ABOUT THIS TASK
Go through the lines below. Copy those with "arrow".

RECORDS FOR PROCESSING
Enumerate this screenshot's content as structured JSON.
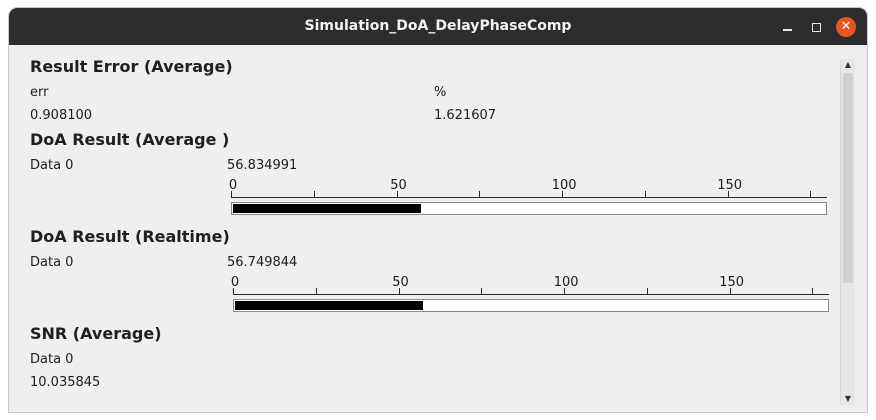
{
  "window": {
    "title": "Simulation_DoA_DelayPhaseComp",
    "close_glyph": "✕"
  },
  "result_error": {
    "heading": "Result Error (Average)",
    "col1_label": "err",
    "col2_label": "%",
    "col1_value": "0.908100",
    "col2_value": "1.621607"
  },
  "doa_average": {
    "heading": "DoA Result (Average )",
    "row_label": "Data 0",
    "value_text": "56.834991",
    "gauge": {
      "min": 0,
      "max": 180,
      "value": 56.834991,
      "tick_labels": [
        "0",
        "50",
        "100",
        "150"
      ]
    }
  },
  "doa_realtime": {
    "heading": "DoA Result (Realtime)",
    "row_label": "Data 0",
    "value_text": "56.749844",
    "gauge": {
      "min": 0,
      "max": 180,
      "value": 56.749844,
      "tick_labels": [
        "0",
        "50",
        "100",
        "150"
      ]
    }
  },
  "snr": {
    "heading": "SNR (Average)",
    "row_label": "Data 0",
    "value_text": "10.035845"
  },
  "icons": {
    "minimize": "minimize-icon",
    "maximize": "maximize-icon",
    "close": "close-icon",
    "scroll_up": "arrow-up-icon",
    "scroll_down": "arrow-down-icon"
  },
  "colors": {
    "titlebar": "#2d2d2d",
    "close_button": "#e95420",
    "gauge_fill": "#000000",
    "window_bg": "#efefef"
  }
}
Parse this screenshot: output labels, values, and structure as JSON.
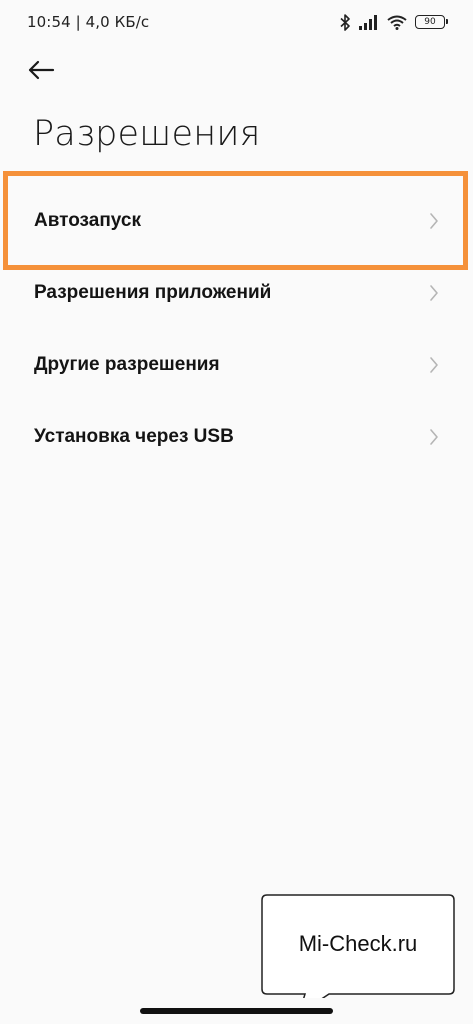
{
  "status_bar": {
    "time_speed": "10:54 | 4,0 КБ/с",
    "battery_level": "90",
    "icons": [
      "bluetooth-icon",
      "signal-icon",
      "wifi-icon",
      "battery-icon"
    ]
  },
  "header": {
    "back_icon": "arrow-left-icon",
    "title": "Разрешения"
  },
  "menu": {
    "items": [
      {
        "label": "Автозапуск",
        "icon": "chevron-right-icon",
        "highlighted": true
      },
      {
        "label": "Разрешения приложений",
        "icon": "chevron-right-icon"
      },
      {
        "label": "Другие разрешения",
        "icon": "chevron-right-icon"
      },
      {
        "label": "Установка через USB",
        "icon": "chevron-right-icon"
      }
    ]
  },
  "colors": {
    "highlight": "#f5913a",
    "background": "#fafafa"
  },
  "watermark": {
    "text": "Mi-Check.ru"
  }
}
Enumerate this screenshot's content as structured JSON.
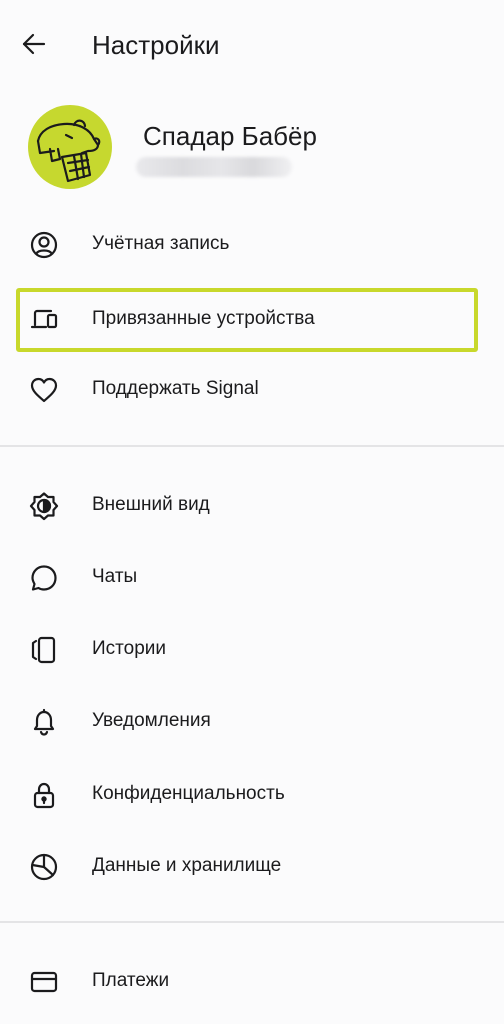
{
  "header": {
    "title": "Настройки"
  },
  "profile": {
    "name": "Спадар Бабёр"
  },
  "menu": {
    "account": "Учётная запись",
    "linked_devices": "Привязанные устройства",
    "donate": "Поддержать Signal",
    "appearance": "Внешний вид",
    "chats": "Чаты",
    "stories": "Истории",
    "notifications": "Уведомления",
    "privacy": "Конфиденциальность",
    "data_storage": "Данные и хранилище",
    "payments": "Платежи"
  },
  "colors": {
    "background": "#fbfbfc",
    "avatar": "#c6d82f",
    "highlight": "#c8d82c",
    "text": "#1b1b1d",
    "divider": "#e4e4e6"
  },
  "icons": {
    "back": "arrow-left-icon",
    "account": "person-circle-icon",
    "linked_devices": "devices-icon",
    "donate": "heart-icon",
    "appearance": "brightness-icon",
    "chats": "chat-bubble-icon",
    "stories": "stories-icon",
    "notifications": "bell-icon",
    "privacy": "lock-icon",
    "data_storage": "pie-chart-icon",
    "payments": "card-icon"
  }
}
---
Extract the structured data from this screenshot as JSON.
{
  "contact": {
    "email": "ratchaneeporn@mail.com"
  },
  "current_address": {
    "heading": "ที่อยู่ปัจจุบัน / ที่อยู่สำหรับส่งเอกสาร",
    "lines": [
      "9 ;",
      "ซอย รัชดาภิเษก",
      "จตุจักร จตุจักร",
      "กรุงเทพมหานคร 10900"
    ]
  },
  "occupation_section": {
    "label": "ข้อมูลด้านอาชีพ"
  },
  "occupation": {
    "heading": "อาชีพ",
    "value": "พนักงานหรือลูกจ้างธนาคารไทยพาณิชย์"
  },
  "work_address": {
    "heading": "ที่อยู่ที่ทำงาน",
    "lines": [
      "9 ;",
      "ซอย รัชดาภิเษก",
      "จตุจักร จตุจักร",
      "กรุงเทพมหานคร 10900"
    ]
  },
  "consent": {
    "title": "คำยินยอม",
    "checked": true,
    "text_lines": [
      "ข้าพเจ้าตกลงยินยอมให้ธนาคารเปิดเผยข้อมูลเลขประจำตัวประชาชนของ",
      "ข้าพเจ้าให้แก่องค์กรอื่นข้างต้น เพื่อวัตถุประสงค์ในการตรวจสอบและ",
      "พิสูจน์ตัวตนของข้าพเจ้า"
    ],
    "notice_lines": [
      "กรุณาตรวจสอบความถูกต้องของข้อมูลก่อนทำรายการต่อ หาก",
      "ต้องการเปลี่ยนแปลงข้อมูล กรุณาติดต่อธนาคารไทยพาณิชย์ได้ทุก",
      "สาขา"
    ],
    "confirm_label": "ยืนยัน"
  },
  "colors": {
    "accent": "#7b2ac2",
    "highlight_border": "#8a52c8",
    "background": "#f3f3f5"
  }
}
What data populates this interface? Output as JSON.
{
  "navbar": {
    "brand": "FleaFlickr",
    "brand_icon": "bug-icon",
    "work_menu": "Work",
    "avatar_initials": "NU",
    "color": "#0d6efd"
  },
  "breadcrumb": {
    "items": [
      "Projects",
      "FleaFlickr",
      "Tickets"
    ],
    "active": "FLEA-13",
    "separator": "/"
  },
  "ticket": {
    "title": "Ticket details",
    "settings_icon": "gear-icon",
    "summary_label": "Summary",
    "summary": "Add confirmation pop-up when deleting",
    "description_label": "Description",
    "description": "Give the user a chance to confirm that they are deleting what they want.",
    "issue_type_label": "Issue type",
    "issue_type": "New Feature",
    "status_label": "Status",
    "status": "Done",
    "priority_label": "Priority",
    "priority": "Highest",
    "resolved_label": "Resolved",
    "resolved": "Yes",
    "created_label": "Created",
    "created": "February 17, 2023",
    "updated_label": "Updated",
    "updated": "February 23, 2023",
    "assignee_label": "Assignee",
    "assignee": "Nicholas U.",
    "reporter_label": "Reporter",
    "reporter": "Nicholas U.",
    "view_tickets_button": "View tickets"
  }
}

TASK RESULT
    "scroll_up": "arrow-up-icon",
    "scroll_down": "arrow-down-icon"
    "back_icon": "arrow-left-icon",
    "back": "arrow-left-icon",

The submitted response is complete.